*TASK TO CARRY OUT:*
Report each line of the records below that uses the word "this".

*Items from a data source:*

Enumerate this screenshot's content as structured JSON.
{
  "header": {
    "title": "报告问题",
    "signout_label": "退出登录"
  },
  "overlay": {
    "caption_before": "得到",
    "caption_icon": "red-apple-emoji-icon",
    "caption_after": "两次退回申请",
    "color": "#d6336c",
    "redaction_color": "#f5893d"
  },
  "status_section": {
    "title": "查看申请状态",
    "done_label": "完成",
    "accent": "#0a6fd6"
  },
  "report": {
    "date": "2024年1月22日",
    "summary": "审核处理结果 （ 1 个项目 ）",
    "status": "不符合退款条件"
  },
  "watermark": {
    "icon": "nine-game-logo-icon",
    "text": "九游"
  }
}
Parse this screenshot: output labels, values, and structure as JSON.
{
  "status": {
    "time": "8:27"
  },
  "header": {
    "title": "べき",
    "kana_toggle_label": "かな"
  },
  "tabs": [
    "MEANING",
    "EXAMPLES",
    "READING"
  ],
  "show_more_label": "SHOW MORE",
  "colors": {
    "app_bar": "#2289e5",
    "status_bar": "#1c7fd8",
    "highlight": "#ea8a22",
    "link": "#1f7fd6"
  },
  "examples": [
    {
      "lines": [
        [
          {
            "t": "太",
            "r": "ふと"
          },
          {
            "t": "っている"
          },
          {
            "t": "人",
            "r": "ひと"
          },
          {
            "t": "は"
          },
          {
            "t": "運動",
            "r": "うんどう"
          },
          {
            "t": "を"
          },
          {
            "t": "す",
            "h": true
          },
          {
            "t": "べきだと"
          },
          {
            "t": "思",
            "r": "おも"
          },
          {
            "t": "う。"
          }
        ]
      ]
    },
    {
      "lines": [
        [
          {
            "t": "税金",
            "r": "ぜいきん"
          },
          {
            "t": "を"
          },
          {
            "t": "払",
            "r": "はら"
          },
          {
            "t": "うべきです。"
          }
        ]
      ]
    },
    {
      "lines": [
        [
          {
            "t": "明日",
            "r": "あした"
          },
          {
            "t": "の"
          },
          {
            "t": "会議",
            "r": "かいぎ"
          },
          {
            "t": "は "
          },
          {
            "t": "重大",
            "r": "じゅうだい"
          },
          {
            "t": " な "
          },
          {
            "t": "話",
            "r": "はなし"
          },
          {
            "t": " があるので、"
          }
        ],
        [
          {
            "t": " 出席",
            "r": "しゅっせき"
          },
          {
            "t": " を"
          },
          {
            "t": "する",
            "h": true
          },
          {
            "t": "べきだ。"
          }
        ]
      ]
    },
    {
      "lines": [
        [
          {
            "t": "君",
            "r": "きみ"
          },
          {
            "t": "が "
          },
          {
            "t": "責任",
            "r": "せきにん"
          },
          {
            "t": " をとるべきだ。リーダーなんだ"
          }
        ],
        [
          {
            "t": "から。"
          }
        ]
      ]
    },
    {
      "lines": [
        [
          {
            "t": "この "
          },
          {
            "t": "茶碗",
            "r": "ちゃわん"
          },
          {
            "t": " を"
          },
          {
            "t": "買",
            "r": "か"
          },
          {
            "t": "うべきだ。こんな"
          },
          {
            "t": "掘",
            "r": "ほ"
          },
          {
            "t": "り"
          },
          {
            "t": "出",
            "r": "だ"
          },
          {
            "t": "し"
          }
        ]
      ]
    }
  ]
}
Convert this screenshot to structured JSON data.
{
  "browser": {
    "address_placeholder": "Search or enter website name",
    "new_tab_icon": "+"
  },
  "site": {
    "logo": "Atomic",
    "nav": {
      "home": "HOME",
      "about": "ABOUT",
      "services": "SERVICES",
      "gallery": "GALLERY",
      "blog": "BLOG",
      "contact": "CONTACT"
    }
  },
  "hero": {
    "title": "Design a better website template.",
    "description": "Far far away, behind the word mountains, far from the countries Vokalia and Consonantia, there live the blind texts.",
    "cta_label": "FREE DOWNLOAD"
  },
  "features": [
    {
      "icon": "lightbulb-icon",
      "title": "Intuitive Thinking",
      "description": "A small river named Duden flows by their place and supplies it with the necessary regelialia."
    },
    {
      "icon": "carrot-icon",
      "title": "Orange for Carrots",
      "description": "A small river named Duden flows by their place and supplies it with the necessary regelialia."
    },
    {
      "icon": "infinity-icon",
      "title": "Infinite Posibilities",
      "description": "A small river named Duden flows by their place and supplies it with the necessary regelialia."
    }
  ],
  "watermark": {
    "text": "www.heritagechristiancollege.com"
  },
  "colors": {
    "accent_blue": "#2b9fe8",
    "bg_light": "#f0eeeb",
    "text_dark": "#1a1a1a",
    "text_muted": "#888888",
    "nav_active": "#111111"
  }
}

*RESPONSE BELOW:*
Enumerate this screenshot's content as structured JSON.
Parse this screenshot: output labels, values, and structure as JSON.
Convert this screenshot to structured JSON data.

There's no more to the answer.